By Parag Deulgaonkar
Fitch subsidiary expects billions in new projects to begin construction
Economic growth in the UAE will pick up significantly this year and in 2018, driven mainly by growth in the non-oil sector and higher crude oil prices, according to a new report.
On a regional level, the UAE will be one of the outperformers among the Middle East’s oil exporters, given its diversified economy, huge financial reserves and enormous infrastructure plans, BMI Research, a Fitch Group company, said on Thursday.
“We believe government cutbacks in spending have largely passed and are particularly optimist on the construction sector. We forecast real GDP growth of 2.8 percent in 2017 and 3.3 percent in 2016, a notable uptick on an estimated 2.2 percent growth in 2016,” it said.
Oil prices are expected to average $57 per barrel this year and $60 a barrel next year, the report said.
Another boost for the UAE economy will come from the construction sector as preparations gain speed for the World Expo 2020 in Dubai with BMI expecting new projects to be launched and construction at ongoing or stalled projects to be expedited.
“We expect around $6.9 billion (AED24.22bn) to be earmarked for projects around the [Expo] event. The Expo will also boost the UAE's tourism sector and ensure continued double-digit growth rates,” the consultancy said.
According to BMI’s key projects database, projects worth $154bn (AED565.18bn) are likely to begin construction which is on par with the estimated $180bn projects currently under construction.
Despite lower oil revenues, BMI said it expects the UAE's model of government-driven development plans to continue.

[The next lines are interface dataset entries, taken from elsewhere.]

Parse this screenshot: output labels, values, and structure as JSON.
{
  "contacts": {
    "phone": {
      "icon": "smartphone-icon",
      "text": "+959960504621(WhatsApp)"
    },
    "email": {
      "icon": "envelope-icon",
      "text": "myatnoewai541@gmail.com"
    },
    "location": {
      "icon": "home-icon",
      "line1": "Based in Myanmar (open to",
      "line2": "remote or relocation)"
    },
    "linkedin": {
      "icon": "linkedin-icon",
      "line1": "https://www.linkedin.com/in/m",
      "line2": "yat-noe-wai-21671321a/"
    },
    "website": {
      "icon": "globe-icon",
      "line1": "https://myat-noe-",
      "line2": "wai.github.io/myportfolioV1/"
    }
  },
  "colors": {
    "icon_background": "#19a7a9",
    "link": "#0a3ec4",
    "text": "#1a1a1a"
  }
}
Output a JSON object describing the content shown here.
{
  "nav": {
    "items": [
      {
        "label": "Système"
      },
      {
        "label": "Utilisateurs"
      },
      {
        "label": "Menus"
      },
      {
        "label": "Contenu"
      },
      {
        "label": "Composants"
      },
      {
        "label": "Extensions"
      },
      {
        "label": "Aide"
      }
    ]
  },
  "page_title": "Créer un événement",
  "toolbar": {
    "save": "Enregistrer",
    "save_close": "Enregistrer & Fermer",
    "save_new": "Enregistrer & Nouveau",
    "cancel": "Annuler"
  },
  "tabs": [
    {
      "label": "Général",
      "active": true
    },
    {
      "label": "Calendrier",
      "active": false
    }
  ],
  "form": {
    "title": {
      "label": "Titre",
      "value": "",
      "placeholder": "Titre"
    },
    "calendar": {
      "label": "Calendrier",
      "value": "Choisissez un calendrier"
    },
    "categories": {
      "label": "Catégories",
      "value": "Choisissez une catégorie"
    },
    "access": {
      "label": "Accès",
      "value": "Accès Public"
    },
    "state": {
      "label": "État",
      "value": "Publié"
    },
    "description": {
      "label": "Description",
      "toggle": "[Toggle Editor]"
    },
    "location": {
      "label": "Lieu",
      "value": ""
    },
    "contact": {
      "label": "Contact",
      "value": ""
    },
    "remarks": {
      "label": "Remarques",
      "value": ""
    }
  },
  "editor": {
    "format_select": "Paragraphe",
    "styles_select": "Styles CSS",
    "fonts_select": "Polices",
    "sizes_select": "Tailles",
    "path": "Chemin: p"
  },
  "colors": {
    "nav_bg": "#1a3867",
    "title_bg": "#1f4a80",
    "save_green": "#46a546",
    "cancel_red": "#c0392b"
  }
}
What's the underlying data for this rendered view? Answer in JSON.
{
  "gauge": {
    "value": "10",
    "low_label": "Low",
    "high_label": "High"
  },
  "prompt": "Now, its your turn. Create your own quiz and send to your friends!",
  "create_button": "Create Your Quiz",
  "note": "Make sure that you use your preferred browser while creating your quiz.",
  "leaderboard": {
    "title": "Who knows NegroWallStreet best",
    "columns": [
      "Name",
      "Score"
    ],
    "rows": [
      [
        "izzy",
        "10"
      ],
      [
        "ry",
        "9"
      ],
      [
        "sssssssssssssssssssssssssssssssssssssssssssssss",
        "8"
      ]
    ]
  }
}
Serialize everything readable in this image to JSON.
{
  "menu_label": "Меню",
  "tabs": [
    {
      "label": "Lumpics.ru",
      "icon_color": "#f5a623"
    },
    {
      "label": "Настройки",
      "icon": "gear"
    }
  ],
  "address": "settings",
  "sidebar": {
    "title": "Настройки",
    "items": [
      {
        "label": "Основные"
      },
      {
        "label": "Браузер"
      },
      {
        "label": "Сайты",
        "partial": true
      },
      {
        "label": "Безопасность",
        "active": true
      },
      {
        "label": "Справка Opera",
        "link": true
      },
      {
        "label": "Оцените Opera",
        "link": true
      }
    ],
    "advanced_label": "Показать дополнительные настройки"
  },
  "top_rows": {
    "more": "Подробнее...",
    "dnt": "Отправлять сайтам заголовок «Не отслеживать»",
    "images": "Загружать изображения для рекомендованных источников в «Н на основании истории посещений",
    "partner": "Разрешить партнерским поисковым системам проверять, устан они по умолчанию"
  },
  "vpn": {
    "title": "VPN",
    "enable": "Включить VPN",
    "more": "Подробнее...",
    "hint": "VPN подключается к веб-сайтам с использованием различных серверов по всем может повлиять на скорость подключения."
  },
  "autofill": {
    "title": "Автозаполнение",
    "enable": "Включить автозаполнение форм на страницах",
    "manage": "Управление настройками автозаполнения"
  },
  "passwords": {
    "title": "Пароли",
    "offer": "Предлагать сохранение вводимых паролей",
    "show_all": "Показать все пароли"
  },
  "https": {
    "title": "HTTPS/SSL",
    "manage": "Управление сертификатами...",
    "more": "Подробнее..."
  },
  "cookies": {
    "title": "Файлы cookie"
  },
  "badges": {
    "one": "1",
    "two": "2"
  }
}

The federal government has made fiscal consolidation a priority over the past two years, which have slightly mitigated the impact of lower oil prices. In addition, reductions in fuel subsidies and the introduction of a value added tax in 2018 will bode well for further improvements on the fiscal front.
“While the government will fall into a sustained fiscal deficit, the UAE has the financial arsenal and the political necessity to continue spending in part indicated by the elevated levels of foreign reserves,” the consultancy said.
Last month, the Institute of International Finance, a global association of financial institutions, said confidence is gradually returning in the UAE economy as non-oil activity is picking up with consumption spending expected to rise in the second half of 2017.
Just somebody's viewpoint (and probably also paid to study and make an analyis by whom?).
Does not at all reflect the situation in reality 'on the ground' today or tomorrow.